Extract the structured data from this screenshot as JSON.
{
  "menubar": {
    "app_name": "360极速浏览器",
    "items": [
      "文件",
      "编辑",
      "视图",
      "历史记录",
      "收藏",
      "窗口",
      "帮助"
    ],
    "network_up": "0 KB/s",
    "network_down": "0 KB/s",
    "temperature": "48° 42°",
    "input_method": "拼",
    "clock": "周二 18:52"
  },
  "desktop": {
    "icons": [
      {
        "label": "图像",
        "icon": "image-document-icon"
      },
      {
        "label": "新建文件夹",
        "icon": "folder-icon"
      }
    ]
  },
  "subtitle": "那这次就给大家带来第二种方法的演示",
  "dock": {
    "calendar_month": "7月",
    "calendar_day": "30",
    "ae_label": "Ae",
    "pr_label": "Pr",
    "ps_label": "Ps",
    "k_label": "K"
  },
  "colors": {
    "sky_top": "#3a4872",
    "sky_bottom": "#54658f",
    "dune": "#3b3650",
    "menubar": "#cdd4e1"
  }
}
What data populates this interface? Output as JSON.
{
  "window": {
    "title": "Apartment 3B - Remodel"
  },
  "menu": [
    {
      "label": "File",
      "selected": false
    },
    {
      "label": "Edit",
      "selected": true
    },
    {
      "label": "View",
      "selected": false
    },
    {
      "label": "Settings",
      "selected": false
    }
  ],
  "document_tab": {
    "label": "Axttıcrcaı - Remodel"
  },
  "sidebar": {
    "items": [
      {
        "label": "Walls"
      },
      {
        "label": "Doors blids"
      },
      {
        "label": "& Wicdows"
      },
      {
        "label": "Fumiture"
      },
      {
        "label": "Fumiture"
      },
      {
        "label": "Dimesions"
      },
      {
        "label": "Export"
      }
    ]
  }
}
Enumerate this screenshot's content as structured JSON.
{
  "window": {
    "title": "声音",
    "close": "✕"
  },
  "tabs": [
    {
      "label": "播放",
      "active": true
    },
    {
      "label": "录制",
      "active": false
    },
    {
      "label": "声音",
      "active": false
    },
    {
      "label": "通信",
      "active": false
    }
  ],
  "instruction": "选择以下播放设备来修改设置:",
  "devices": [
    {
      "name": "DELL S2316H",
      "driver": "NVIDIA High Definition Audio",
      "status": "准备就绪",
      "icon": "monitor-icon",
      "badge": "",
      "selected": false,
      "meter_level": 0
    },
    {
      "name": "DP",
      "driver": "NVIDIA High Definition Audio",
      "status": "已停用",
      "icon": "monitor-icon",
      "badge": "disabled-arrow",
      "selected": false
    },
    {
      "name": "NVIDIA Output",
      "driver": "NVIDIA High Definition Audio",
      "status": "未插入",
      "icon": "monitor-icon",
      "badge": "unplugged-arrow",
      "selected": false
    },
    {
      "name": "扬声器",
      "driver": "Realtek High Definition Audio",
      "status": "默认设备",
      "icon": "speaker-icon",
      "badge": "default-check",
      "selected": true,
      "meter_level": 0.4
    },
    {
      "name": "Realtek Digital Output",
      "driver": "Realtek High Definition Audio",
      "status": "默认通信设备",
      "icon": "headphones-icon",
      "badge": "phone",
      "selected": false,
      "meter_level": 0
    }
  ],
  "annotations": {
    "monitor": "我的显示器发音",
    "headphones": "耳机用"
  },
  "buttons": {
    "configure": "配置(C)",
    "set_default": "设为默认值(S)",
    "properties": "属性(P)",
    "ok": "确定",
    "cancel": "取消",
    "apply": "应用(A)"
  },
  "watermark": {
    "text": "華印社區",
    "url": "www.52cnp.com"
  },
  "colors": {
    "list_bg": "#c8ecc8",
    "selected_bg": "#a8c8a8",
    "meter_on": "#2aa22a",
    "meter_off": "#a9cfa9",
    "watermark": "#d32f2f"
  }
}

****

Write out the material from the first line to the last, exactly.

Extract the structured data from this screenshot as JSON.
{
  "menubar": {
    "app_name": "360极速浏览器",
    "items": [
      "文件",
      "编辑",
      "视图",
      "历史记录",
      "收藏",
      "窗口",
      "帮助"
    ],
    "network_up": "0 KB/s",
    "network_down": "0 KB/s",
    "temperature": "48° 42°",
    "input_method": "拼",
    "clock": "周二 18:52"
  },
  "desktop": {
    "icons": [
      {
        "label": "图像",
        "icon": "image-document-icon"
      },
      {
        "label": "新建文件夹",
        "icon": "folder-icon"
      }
    ]
  },
  "subtitle": "那这次就给大家带来第二种方法的演示",
  "dock": {
    "calendar_month": "7月",
    "calendar_day": "30",
    "ae_label": "Ae",
    "pr_label": "Pr",
    "ps_label": "Ps",
    "k_label": "K"
  },
  "colors": {
    "sky_top": "#3a4872",
    "sky_bottom": "#54658f",
    "dune": "#3b3650",
    "menubar": "#cdd4e1"
  }
}
What data populates this interface? Output as JSON.
{
  "window": {
    "title": "Apartment 3B - Remodel"
  },
  "menu": [
    {
      "label": "File",
      "selected": false
    },
    {
      "label": "Edit",
      "selected": true
    },
    {
      "label": "View",
      "selected": false
    },
    {
      "label": "Settings",
      "selected": false
    }
  ],
  "document_tab": {
    "label": "Axttıcrcaı - Remodel"
  },
  "sidebar": {
    "items": [
      {
        "label": "Walls"
      },
      {
        "label": "Doors blids"
      },
      {
        "label": "& Wicdows"
      },
      {
        "label": "Fumiture"
      },
      {
        "label": "Fumiture"
      },
      {
        "label": "Dimesions"
      },
      {
        "label": "Export"
      }
    ]
  }
}
Enumerate this screenshot's content as structured JSON.
{
  "window": {
    "title": "声音",
    "close": "✕"
  },
  "tabs": [
    {
      "label": "播放",
      "active": true
    },
    {
      "label": "录制",
      "active": false
    },
    {
      "label": "声音",
      "active": false
    },
    {
      "label": "通信",
      "active": false
    }
  ],
  "instruction": "选择以下播放设备来修改设置:",
  "devices": [
    {
      "name": "DELL S2316H",
      "driver": "NVIDIA High Definition Audio",
      "status": "准备就绪",
      "icon": "monitor-icon",
      "badge": "",
      "selected": false,
      "meter_level": 0
    },
    {
      "name": "DP",
      "driver": "NVIDIA High Definition Audio",
      "status": "已停用",
      "icon": "monitor-icon",
      "badge": "disabled-arrow",
      "selected": false
    },
    {
      "name": "NVIDIA Output",
      "driver": "NVIDIA High Definition Audio",
      "status": "未插入",
      "icon": "monitor-icon",
      "badge": "unplugged-arrow",
      "selected": false
    },
    {
      "name": "扬声器",
      "driver": "Realtek High Definition Audio",
      "status": "默认设备",
      "icon": "speaker-icon",
      "badge": "default-check",
      "selected": true,
      "meter_level": 0.4
    },
    {
      "name": "Realtek Digital Output",
      "driver": "Realtek High Definition Audio",
      "status": "默认通信设备",
      "icon": "headphones-icon",
      "badge": "phone",
      "selected": false,
      "meter_level": 0
    }
  ],
  "annotations": {
    "monitor": "我的显示器发音",
    "headphones": "耳机用"
  },
  "buttons": {
    "configure": "配置(C)",
    "set_default": "设为默认值(S)",
    "properties": "属性(P)",
    "ok": "确定",
    "cancel": "取消",
    "apply": "应用(A)"
  },
  "watermark": {
    "text": "華印社區",
    "url": "www.52cnp.com"
  },
  "colors": {
    "list_bg": "#c8ecc8",
    "selected_bg": "#a8c8a8",
    "meter_on": "#2aa22a",
    "meter_off": "#a9cfa9",
    "watermark": "#d32f2f"
  }
}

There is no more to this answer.